As for the battery life, we were able to capture 140 images and a bit over three minutes of 720p video on the same full charge. Battery life is tricky to track, as there's only a small indicator on the side of the lens (and none available in the bundled app), so if you're planning a full-day shoot, you might want to bring a spare along. Alternatively, as the QX10 charges using a standard USB cable, you can plug it into a portable power pack to top off. Your smartphone's battery will take a significant hit as well, since you'll be using the display quite a bit. If your phone can't make it through a full day as it is, expect even faster drain if you're shooting a lot with the lens camera.
Many of our shots were slightly underexposed, and normally we'd suggest bumping up the exposure compensation to make up for it, but EV is only available in Program mode with the QX10. If you want to take advantage of the advanced (camera-controlled) features available in Superior Auto, you'll need to forgo exposure compensation, unfortunately, and leave aperture and shutter speed entirely up to the camera. Colors, on the other hand, while accurate, were oversaturated at times, resulting in some slightly exaggerated blues and reds. White balance was typically accurate, though the camera struggled a bit with some very dim scenes at a restaurant.
One nifty benefit of the QX10's design is that you can shoot without the lens attached to your smartphone. That means you can hold the camera overhead, out in the distance or at low angles without moving the viewfinder, resulting in some pretty unique images. And, with the camera always set to expose automatically, you don't even need to evaluate the light from obscure angles, letting you snap interesting shots with ease. Additionally, the camera has a flat bottom surface, so you can easily rest it on a table or ledge for long exposures or video shoots. This enabled us to capture the clip embedded below while monitoring the preview comfortably. There's also a tripod socket on the bottom, which should come in handy for group shots and the like.
Sony has a unique position in this space, being that the QX10 and QX100 are the only cameras of their kind currently on the market. That will likely change within a few months, assuming these Cyber-shots take off, but for now, the QX10's primary competitor is Sony's pricier QX100. We haven't had an opportunity to take that latter model for an extended spin, but considering the included optics, we're willing to bet the experience is superior to that of the QX10.
Of course, you could always opt for a full-fledged point-and-shoot, and there are a few in this price range, but you've likely landed on the QX10 because of its unique ability to mount on your smartphone and share images instantly to the web. If you're looking for an alternative and you're in the market for a smartphone, too, you might consider Samsung's Galaxy S4 Zoom. We weren't tremendously impressed with this hybrid smartphone and camera, but if you don't need a ton of processing power and prefer the flexibility of a zoom lens that's always around, it's worth a look, as is the Nokia Lumia 1020.
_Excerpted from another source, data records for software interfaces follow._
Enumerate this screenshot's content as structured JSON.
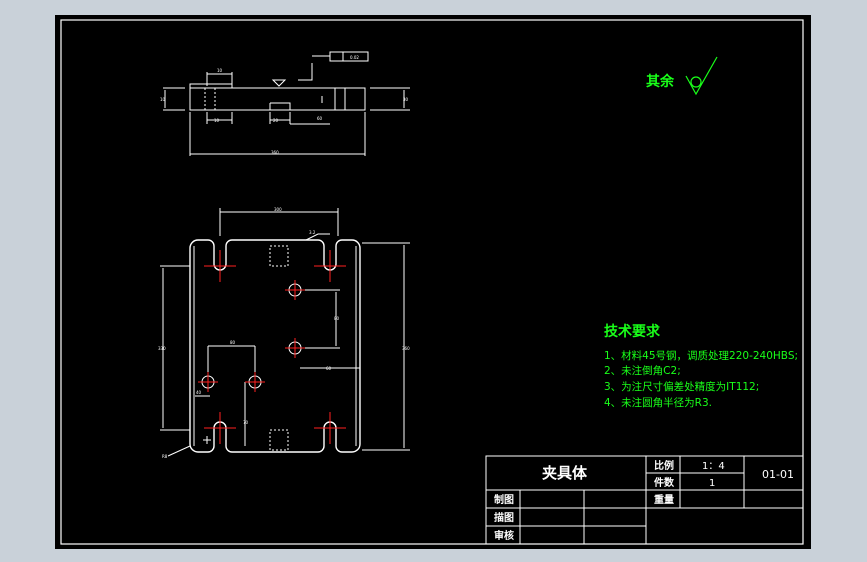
{
  "drawing": {
    "part_name": "夹具体",
    "scale_label": "比例",
    "scale_value": "1：4",
    "quantity_label": "件数",
    "quantity_value": "1",
    "drawing_no": "01-01",
    "weight_label": "重量",
    "rows": [
      "制图",
      "描图",
      "审核"
    ]
  },
  "surface": {
    "label": "其余",
    "section_note": "3.2"
  },
  "tech_req": {
    "title": "技术要求",
    "items": [
      "1、材料45号钢，调质处理220-240HBS;",
      "2、未注倒角C2;",
      "3、为注尺寸偏差处精度为IT112;",
      "4、未注圆角半径为R3."
    ]
  },
  "colors": {
    "background": "#000000",
    "border": "#ffffff",
    "outline": "#ffffff",
    "centerline": "#ff2020",
    "text": "#19ff19",
    "viewport_bg": "#c9d1d9"
  }
}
We were admittedly hesitant when we first heard about Sony's new lens cameras, and we weren't even convinced after an extended hands-on earlier this month. But after spending a full week with the QX10, including shoots in Berlin and Alaska, it's hard not to revel in Sony's accomplishment. Built-in LCD or not, the Cyber-shot QX10 is truly a fantastic camera. It complements just about any smartphone, and at $250, it's within reach of many consumers. The image quality is just about as good as it gets for a sub-$500 point-and-shoot, and while the lag and start-up delays were irritating at times, the overall picture is worth the plunge.